When I got married (to my H.S. girlfriend, BTW) after graduating college, I started a handwritten journal of our life together. I think the journal lasted a couple weeks and forgotten after a couple months. Too many other things happening with life, work, kid on the way, etc.

Fast forward 30 or so years and I received an invitation to try out something called "Blogger". At the time I was just checking what "blogging" was. It's turns out that "online journal" was an apt description. My original attempt was to revive the personal journal concept when life happened again and I wandered into a totally alien career change.

...and so my life as "Just a Substitute Teacher" was born.

On a different subject, what are three things I absolutely have to do before I leave high school?

1) If you haven't already, learn how to use credit cards responsibly. If you can't pay the balance(s) at the end of the month, don't use the any credit cards until one month after you've repaid all the balances in full. Pay with cash or go without. It will save you loads of grief in the future. Trust me!

2) Realize that your parents are probably smarter than you think they are. Don't think you can't ask for and get good advice. 

3) Everything else should be pretty well covered by #1 & #2

7) ...and finally, is there really a "Ted"? If so, his writing style is indistinguishable from yours. Very suspicious.

Yes, there really is a Ted. I, Phil, run the technical aspects of the blog, but Ted is a great humor writer that I knew of from school, so I brought him to the blog, and, rather than creating another blogger account and author, simply added his name to mine to keep things simple. Normally, I would have entertained your theory, but I could come up with no motive for taking on two pseudonyms. It’s hard enough remembering that have to sign comments and e-mails as Phil, and I’m sure I’d mess up if I had a third name to keep track of.

8) Is there anything Ted would like to contribute to the interview or would he rather stay the silent partner?

Hello world. It is I, Ted. I exist, and stuff…Well, I considered ending it right there, but I guess I have a little more to say. My story ismuch the same as Phil’s. I really began to enjoy writing during elementary school. 

Additionally, I have always had a hunger for some good humor (I mean, those guys on C-SPAN are the best comediansaround.

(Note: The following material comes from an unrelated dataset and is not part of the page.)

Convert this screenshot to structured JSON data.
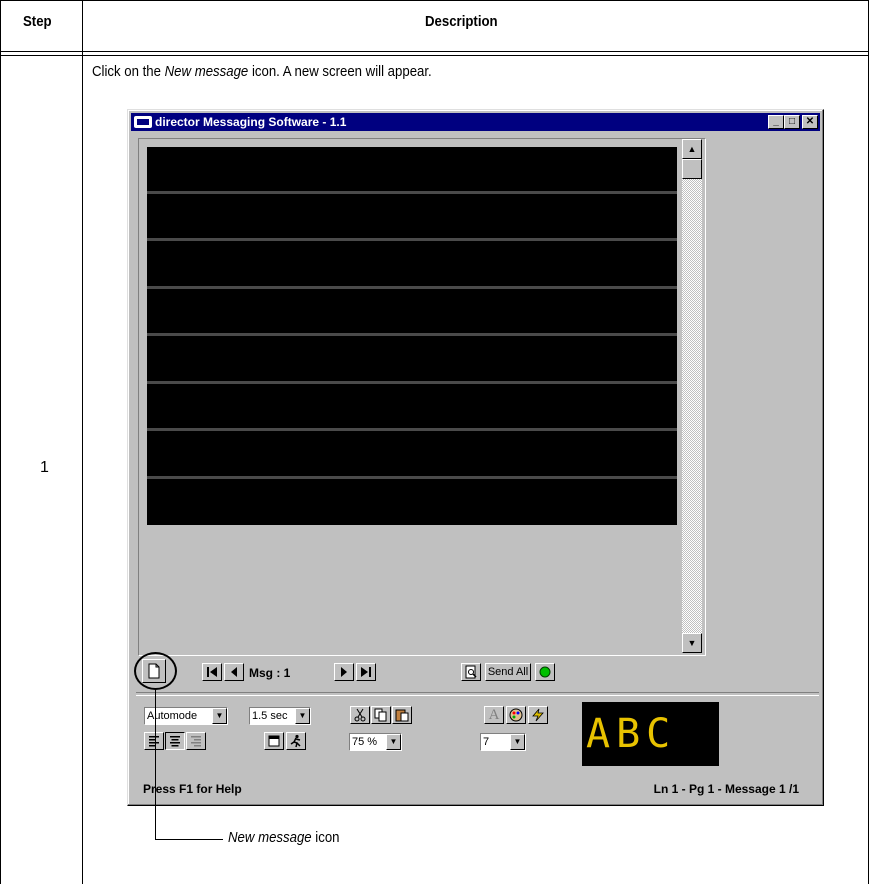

They can keep me entertained all day). Soon, I realized thatif you mix writing with a little humor, you get something that people(or at least toddlers, family dogs, vegetables, etc.) like to read.Therefore, I thought Phil had a great idea when he mentioned creatinga humorous blog about high school. So I joined in as a co-writer, and,since then, it has been my goal to write deeply philosophical pieces regarding the important issues of high school life. However, I do not quite have Phil’s prioritization skills nor ability to write substantial amounts of work at high speeds, so I am a rare compliment to the rest of the blog. But looking forward, I hope to write much more, especially considering that millions of people around the world spend their time clicking the refresh button on our blog-page. So that’s me, but please, just call me Ted.

This is also from Ted, but is not part of his answer to the question:

Thank you for taking an interest in our blog! I have had a lot of fun looking around your blog, and I'm glad someone enjoys reading Some High School Blog as much as I enjoy writing for it.

Wednesday, May 04, 2011

Tips for a Substitute Teacher…

The high school blogger team of Phil & Ted offers the following: 100 tips For The Substitute Teacher

It’s really, really long but I have personally used #’s 1, 2, 3, 26, 30, 34, & 84.

(Note: I might have Phil and/or Ted as guest bloggers, so your comments would be useful in determining that decision.)